-- Supplied entries --
*-*-*

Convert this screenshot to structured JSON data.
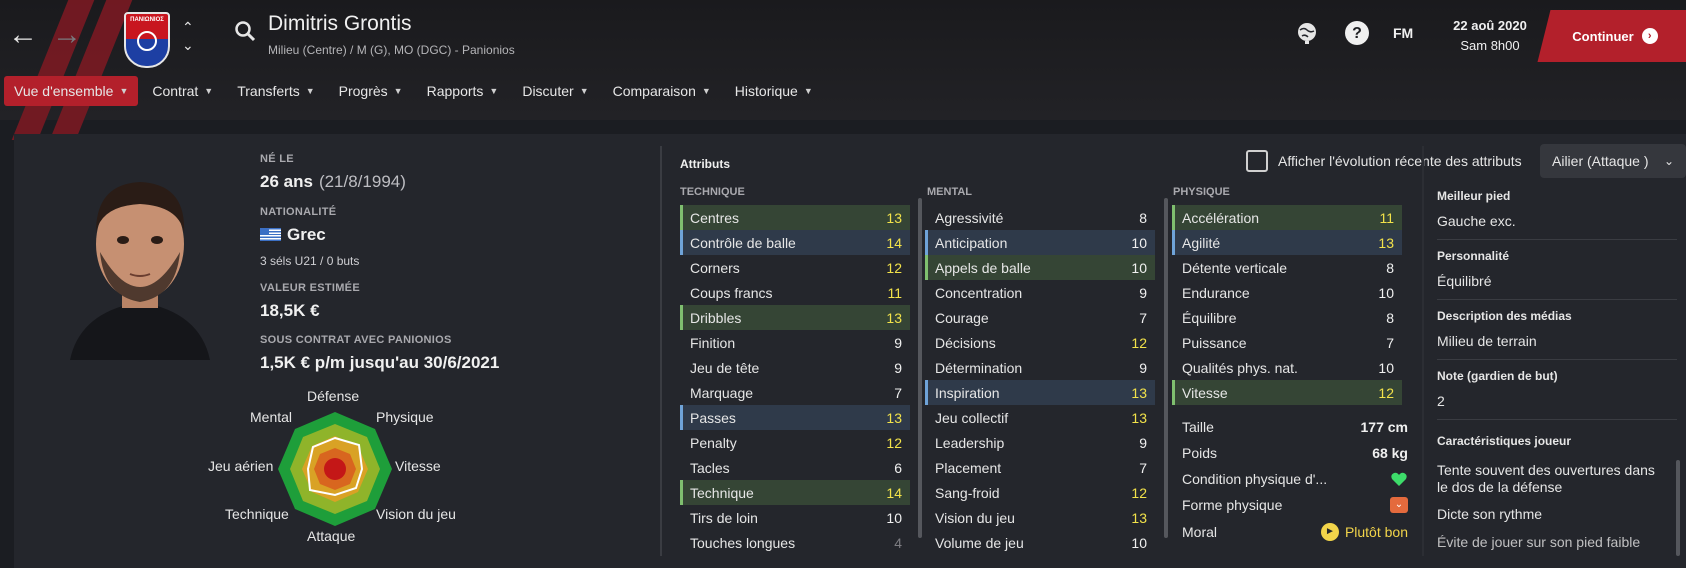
{
  "header": {
    "club_badge_text": "ΠΑΝΙΩΝΙΟΣ",
    "player_name": "Dimitris Grontis",
    "player_subtitle": "Milieu (Centre) / M (G), MO (DGC) - Panionios",
    "tool_icons": [
      "globe-icon",
      "help-icon",
      "fm-icon"
    ],
    "fm_label": "FM",
    "date_line1": "22 aoû 2020",
    "date_line2": "Sam 8h00",
    "continue_label": "Continuer",
    "brand_color": "#b3202b"
  },
  "tabs": [
    {
      "label": "Vue d'ensemble",
      "active": true
    },
    {
      "label": "Contrat"
    },
    {
      "label": "Transferts"
    },
    {
      "label": "Progrès"
    },
    {
      "label": "Rapports"
    },
    {
      "label": "Discuter"
    },
    {
      "label": "Comparaison"
    },
    {
      "label": "Historique"
    }
  ],
  "bio": {
    "born_label": "NÉ LE",
    "age": "26 ans",
    "dob": "(21/8/1994)",
    "nationality_label": "NATIONALITÉ",
    "nationality": "Grec",
    "caps": "3 séls U21 / 0 buts",
    "value_label": "VALEUR ESTIMÉE",
    "value": "18,5K €",
    "contract_label": "SOUS CONTRAT AVEC PANIONIOS",
    "contract": "1,5K € p/m jusqu'au 30/6/2021"
  },
  "radar": {
    "axes": [
      "Défense",
      "Physique",
      "Vitesse",
      "Vision du jeu",
      "Attaque",
      "Technique",
      "Jeu aérien",
      "Mental"
    ]
  },
  "attributes": {
    "title": "Attributs",
    "evolution_label": "Afficher l'évolution récente des attributs",
    "evolution_checked": false,
    "role": "Ailier (Attaque )",
    "technique_header": "TECHNIQUE",
    "mental_header": "MENTAL",
    "physique_header": "PHYSIQUE",
    "technique": [
      {
        "name": "Centres",
        "value": "13",
        "hl": "g",
        "tone": "yellow"
      },
      {
        "name": "Contrôle de balle",
        "value": "14",
        "hl": "b",
        "tone": "yellow"
      },
      {
        "name": "Corners",
        "value": "12",
        "tone": "yellow"
      },
      {
        "name": "Coups francs",
        "value": "11",
        "tone": "yellow"
      },
      {
        "name": "Dribbles",
        "value": "13",
        "hl": "g",
        "tone": "yellow"
      },
      {
        "name": "Finition",
        "value": "9",
        "tone": "white"
      },
      {
        "name": "Jeu de tête",
        "value": "9",
        "tone": "white"
      },
      {
        "name": "Marquage",
        "value": "7",
        "tone": "white"
      },
      {
        "name": "Passes",
        "value": "13",
        "hl": "b",
        "tone": "yellow"
      },
      {
        "name": "Penalty",
        "value": "12",
        "tone": "yellow"
      },
      {
        "name": "Tacles",
        "value": "6",
        "tone": "white"
      },
      {
        "name": "Technique",
        "value": "14",
        "hl": "g",
        "tone": "yellow"
      },
      {
        "name": "Tirs de loin",
        "value": "10",
        "tone": "white"
      },
      {
        "name": "Touches longues",
        "value": "4",
        "tone": "gray"
      }
    ],
    "mental": [
      {
        "name": "Agressivité",
        "value": "8",
        "tone": "white"
      },
      {
        "name": "Anticipation",
        "value": "10",
        "hl": "b",
        "tone": "white"
      },
      {
        "name": "Appels de balle",
        "value": "10",
        "hl": "g",
        "tone": "white"
      },
      {
        "name": "Concentration",
        "value": "9",
        "tone": "white"
      },
      {
        "name": "Courage",
        "value": "7",
        "tone": "white"
      },
      {
        "name": "Décisions",
        "value": "12",
        "tone": "yellow"
      },
      {
        "name": "Détermination",
        "value": "9",
        "tone": "white"
      },
      {
        "name": "Inspiration",
        "value": "13",
        "hl": "b",
        "tone": "yellow"
      },
      {
        "name": "Jeu collectif",
        "value": "13",
        "tone": "yellow"
      },
      {
        "name": "Leadership",
        "value": "9",
        "tone": "white"
      },
      {
        "name": "Placement",
        "value": "7",
        "tone": "white"
      },
      {
        "name": "Sang-froid",
        "value": "12",
        "tone": "yellow"
      },
      {
        "name": "Vision du jeu",
        "value": "13",
        "tone": "yellow"
      },
      {
        "name": "Volume de jeu",
        "value": "10",
        "tone": "white"
      }
    ],
    "physique": [
      {
        "name": "Accélération",
        "value": "11",
        "hl": "g",
        "tone": "yellow"
      },
      {
        "name": "Agilité",
        "value": "13",
        "hl": "b",
        "tone": "yellow"
      },
      {
        "name": "Détente verticale",
        "value": "8",
        "tone": "white"
      },
      {
        "name": "Endurance",
        "value": "10",
        "tone": "white"
      },
      {
        "name": "Équilibre",
        "value": "8",
        "tone": "white"
      },
      {
        "name": "Puissance",
        "value": "7",
        "tone": "white"
      },
      {
        "name": "Qualités phys. nat.",
        "value": "10",
        "tone": "white"
      },
      {
        "name": "Vitesse",
        "value": "12",
        "hl": "g",
        "tone": "yellow"
      }
    ]
  },
  "physical_info": {
    "height_label": "Taille",
    "height": "177 cm",
    "weight_label": "Poids",
    "weight": "68 kg",
    "fitness_label": "Condition physique d'...",
    "form_label": "Forme physique",
    "morale_label": "Moral",
    "morale": "Plutôt bon"
  },
  "side_info": {
    "foot_label": "Meilleur pied",
    "foot": "Gauche exc.",
    "personality_label": "Personnalité",
    "personality": "Équilibré",
    "media_label": "Description des médias",
    "media": "Milieu de terrain",
    "gk_label": "Note (gardien de but)",
    "gk": "2",
    "traits_label": "Caractéristiques joueur",
    "traits": [
      "Tente souvent des ouvertures dans le dos de la défense",
      "Dicte son rythme",
      "Évite de jouer sur son pied faible"
    ]
  }
}
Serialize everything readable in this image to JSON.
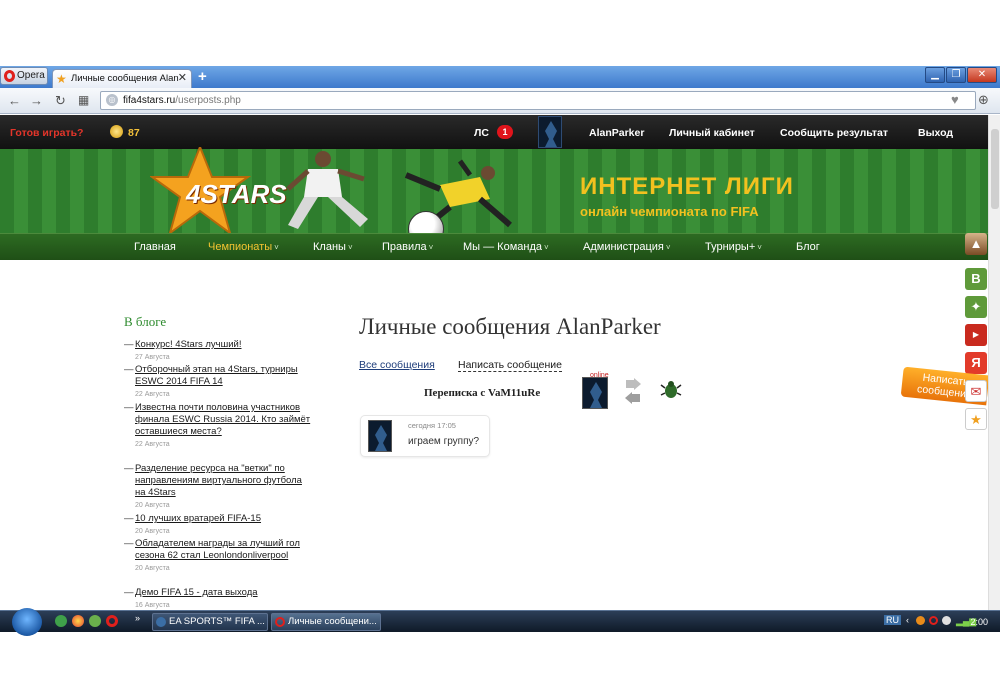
{
  "browser": {
    "menu_button": "Opera",
    "tab_title": "Личные сообщения Alan",
    "url_domain": "fifa4stars.ru",
    "url_path": "/userposts.php"
  },
  "site": {
    "ready_label": "Готов играть?",
    "coins": "87",
    "ls_label": "ЛС",
    "ls_count": "1",
    "username": "AlanParker",
    "cabinet": "Личный кабинет",
    "report": "Сообщить результат",
    "logout": "Выход",
    "logo_text": "4STARS",
    "banner_title": "ИНТЕРНЕТ ЛИГИ",
    "banner_subtitle": "онлайн чемпионата по FIFA"
  },
  "menu": [
    {
      "label": "Главная",
      "chev": ""
    },
    {
      "label": "Чемпионаты",
      "chev": "˅"
    },
    {
      "label": "Кланы",
      "chev": "˅"
    },
    {
      "label": "Правила",
      "chev": "˅"
    },
    {
      "label": "Мы — Команда",
      "chev": "˅"
    },
    {
      "label": "Администрация",
      "chev": "˅"
    },
    {
      "label": "Турниры+",
      "chev": "˅"
    },
    {
      "label": "Блог",
      "chev": ""
    }
  ],
  "sidebar": {
    "title": "В блоге",
    "items": [
      {
        "text": "Конкурс! 4Stars лучший!",
        "date": "27 Августа"
      },
      {
        "text": "Отборочный этап на 4Stars, турниры ESWC 2014 FIFA 14",
        "date": "22 Августа"
      },
      {
        "text": "Известна почти половина участников финала ESWC Russia 2014. Кто займёт оставшиеся места?",
        "date": "22 Августа"
      },
      {
        "text": "Разделение ресурса на \"ветки\" по направлениям виртуального футбола на 4Stars",
        "date": "20 Августа"
      },
      {
        "text": "10 лучших вратарей FIFA-15",
        "date": "20 Августа"
      },
      {
        "text": "Обладателем награды за лучший гол сезона 62 стал Leonlondonliverpool",
        "date": "20 Августа"
      },
      {
        "text": "Демо FIFA 15 - дата выхода",
        "date": "16 Августа"
      }
    ]
  },
  "main": {
    "title": "Личные сообщения AlanParker",
    "all_messages": "Все сообщения",
    "write_message": "Написать сообщение",
    "conversation_title": "Переписка с VaM11uRe",
    "online_label": "online",
    "message": {
      "time": "сегодня 17:05",
      "text": "играем группу?"
    }
  },
  "feedback_tab": "Написать сообщение",
  "social": [
    "В",
    "Я"
  ],
  "taskbar": {
    "items": [
      "EA SPORTS™ FIFA ...",
      "Личные сообщени..."
    ],
    "lang": "RU",
    "clock": "2:00"
  },
  "colors": {
    "accent_green": "#2e8b2e",
    "accent_yellow": "#f3c11f",
    "badge_red": "#e0141b",
    "tab_blue": "#3d79cc"
  }
}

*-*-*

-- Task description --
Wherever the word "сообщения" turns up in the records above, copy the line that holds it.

-- Problem solution --
    "tab_title": "Личные сообщения Alan",
    "title": "Личные сообщения AlanParker",
    "all_messages": "Все сообщения",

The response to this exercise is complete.